opinion, view - a message expressing a belief about something; the expression of a belief that is held with confidence but not substantiated by positive knowledge or proof; "his opinions appeared frequently on the editorial page"
divination - successful conjecture by unusual insight or good luck
|2.||supposition - a hypothesis that is taken for granted; "any society is built upon certain assumptions"|
conclusion - an intuitive assumption; "jump to a conclusion"
cornerstone, fundament, groundwork, basis, foundation, base - the fundamental assumptions from which something is begun or developed or calculated or explained; "the whole argument rested on a basis of conjecture"

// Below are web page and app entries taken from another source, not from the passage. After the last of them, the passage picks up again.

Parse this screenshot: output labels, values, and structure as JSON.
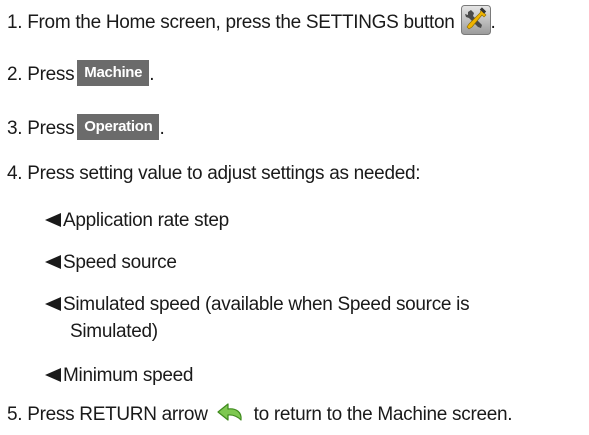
{
  "steps": {
    "s1": {
      "prefix": "1. From the Home screen, press the SETTINGS button",
      "suffix": ".",
      "icon": "settings-icon"
    },
    "s2": {
      "prefix": "2. Press",
      "button": "Machine",
      "suffix": "."
    },
    "s3": {
      "prefix": "3. Press",
      "button": "Operation",
      "suffix": "."
    },
    "s4": {
      "text": "4. Press setting value to adjust settings as needed:"
    },
    "s5": {
      "prefix": "5. Press RETURN arrow",
      "suffix": "to return to the Machine screen.",
      "icon": "return-arrow-icon"
    }
  },
  "settings": [
    "Application rate step",
    "Speed source",
    "Simulated speed (available when Speed source is",
    "Simulated)",
    "Minimum speed"
  ],
  "colors": {
    "button_bg": "#6b6b6b",
    "button_text": "#ffffff",
    "return_arrow": "#7ec850",
    "text": "#1a1a1a"
  }
}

hypothesis, theory, possibility - a tentative insight into the natural world; a concept that is not yet verified but that if true would explain certain facts or phenomena; "a scientific hypothesis that survives experimental testing becomes a scientific theory"; "he proposed a fresh theory of alkalis that later was accepted in chemical practices"
|3.||supposition - the cognitive process of supposing|
conjecture - reasoning that involves the formation of conclusions from incomplete evidence
presupposition - the act of presupposing; a supposition made prior to having knowledge (as for the purpose of argument)